The entries below are to be repeated exactly, and their pictures left out.

**Items from an interface collection:**
● ● ●
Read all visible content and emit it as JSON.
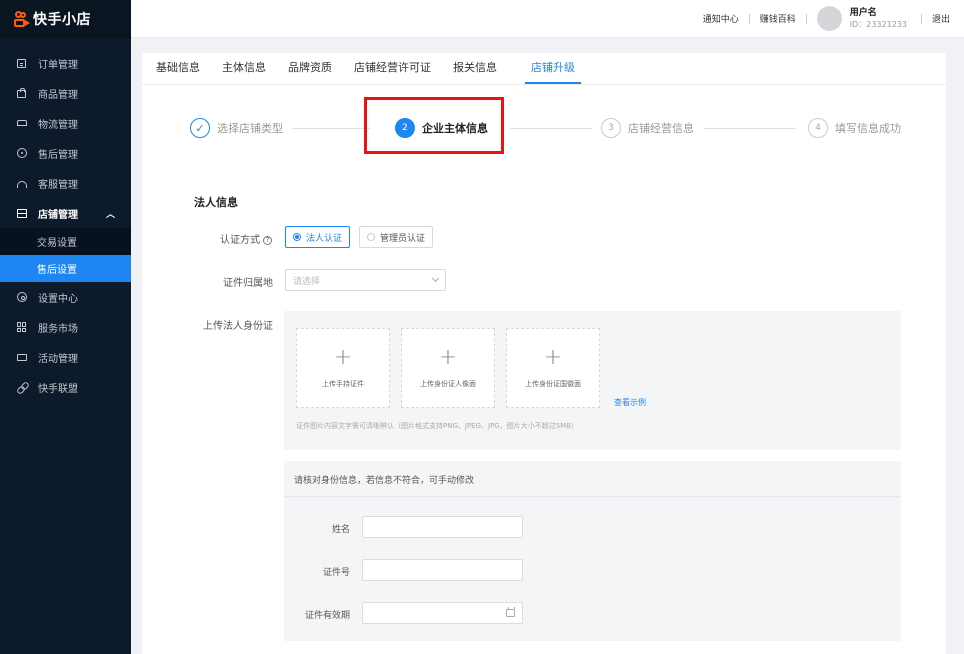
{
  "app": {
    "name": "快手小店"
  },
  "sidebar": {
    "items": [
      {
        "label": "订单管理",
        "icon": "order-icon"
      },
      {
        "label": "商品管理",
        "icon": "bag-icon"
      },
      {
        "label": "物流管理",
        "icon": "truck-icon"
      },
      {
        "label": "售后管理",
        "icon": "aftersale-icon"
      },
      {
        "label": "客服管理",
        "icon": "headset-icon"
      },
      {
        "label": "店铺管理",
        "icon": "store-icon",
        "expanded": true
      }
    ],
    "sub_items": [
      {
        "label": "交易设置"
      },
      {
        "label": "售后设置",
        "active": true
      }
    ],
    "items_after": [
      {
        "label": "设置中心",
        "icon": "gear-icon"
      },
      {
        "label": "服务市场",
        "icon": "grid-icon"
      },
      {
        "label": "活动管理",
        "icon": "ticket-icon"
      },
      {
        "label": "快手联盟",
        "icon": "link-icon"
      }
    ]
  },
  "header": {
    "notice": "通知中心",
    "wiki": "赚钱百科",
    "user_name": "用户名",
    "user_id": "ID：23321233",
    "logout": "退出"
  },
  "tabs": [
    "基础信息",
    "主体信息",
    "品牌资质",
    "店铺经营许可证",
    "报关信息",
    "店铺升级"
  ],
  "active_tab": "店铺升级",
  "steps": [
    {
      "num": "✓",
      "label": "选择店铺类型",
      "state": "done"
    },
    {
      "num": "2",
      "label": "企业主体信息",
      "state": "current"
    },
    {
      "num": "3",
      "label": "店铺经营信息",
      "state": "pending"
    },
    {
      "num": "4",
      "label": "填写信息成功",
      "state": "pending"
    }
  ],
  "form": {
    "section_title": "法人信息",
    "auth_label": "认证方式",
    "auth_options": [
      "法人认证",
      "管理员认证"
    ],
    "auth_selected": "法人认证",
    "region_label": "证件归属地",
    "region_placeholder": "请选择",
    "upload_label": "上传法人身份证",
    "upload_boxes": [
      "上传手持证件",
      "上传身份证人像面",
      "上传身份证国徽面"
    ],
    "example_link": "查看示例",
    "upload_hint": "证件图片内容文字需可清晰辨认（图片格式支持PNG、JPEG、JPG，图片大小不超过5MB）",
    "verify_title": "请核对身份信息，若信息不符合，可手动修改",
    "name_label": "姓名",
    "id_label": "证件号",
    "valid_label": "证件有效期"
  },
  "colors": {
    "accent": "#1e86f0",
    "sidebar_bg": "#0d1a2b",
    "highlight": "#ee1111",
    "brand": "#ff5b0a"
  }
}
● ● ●
**Final answer:**
Read all visible content and emit it as JSON.
{
  "app": {
    "name": "快手小店"
  },
  "sidebar": {
    "items": [
      {
        "label": "订单管理",
        "icon": "order-icon"
      },
      {
        "label": "商品管理",
        "icon": "bag-icon"
      },
      {
        "label": "物流管理",
        "icon": "truck-icon"
      },
      {
        "label": "售后管理",
        "icon": "aftersale-icon"
      },
      {
        "label": "客服管理",
        "icon": "headset-icon"
      },
      {
        "label": "店铺管理",
        "icon": "store-icon",
        "expanded": true
      }
    ],
    "sub_items": [
      {
        "label": "交易设置"
      },
      {
        "label": "售后设置",
        "active": true
      }
    ],
    "items_after": [
      {
        "label": "设置中心",
        "icon": "gear-icon"
      },
      {
        "label": "服务市场",
        "icon": "grid-icon"
      },
      {
        "label": "活动管理",
        "icon": "ticket-icon"
      },
      {
        "label": "快手联盟",
        "icon": "link-icon"
      }
    ]
  },
  "header": {
    "notice": "通知中心",
    "wiki": "赚钱百科",
    "user_name": "用户名",
    "user_id": "ID：23321233",
    "logout": "退出"
  },
  "tabs": [
    "基础信息",
    "主体信息",
    "品牌资质",
    "店铺经营许可证",
    "报关信息",
    "店铺升级"
  ],
  "active_tab": "店铺升级",
  "steps": [
    {
      "num": "✓",
      "label": "选择店铺类型",
      "state": "done"
    },
    {
      "num": "2",
      "label": "企业主体信息",
      "state": "current"
    },
    {
      "num": "3",
      "label": "店铺经营信息",
      "state": "pending"
    },
    {
      "num": "4",
      "label": "填写信息成功",
      "state": "pending"
    }
  ],
  "form": {
    "section_title": "法人信息",
    "auth_label": "认证方式",
    "auth_options": [
      "法人认证",
      "管理员认证"
    ],
    "auth_selected": "法人认证",
    "region_label": "证件归属地",
    "region_placeholder": "请选择",
    "upload_label": "上传法人身份证",
    "upload_boxes": [
      "上传手持证件",
      "上传身份证人像面",
      "上传身份证国徽面"
    ],
    "example_link": "查看示例",
    "upload_hint": "证件图片内容文字需可清晰辨认（图片格式支持PNG、JPEG、JPG，图片大小不超过5MB）",
    "verify_title": "请核对身份信息，若信息不符合，可手动修改",
    "name_label": "姓名",
    "id_label": "证件号",
    "valid_label": "证件有效期"
  },
  "colors": {
    "accent": "#1e86f0",
    "sidebar_bg": "#0d1a2b",
    "highlight": "#ee1111",
    "brand": "#ff5b0a"
  }
}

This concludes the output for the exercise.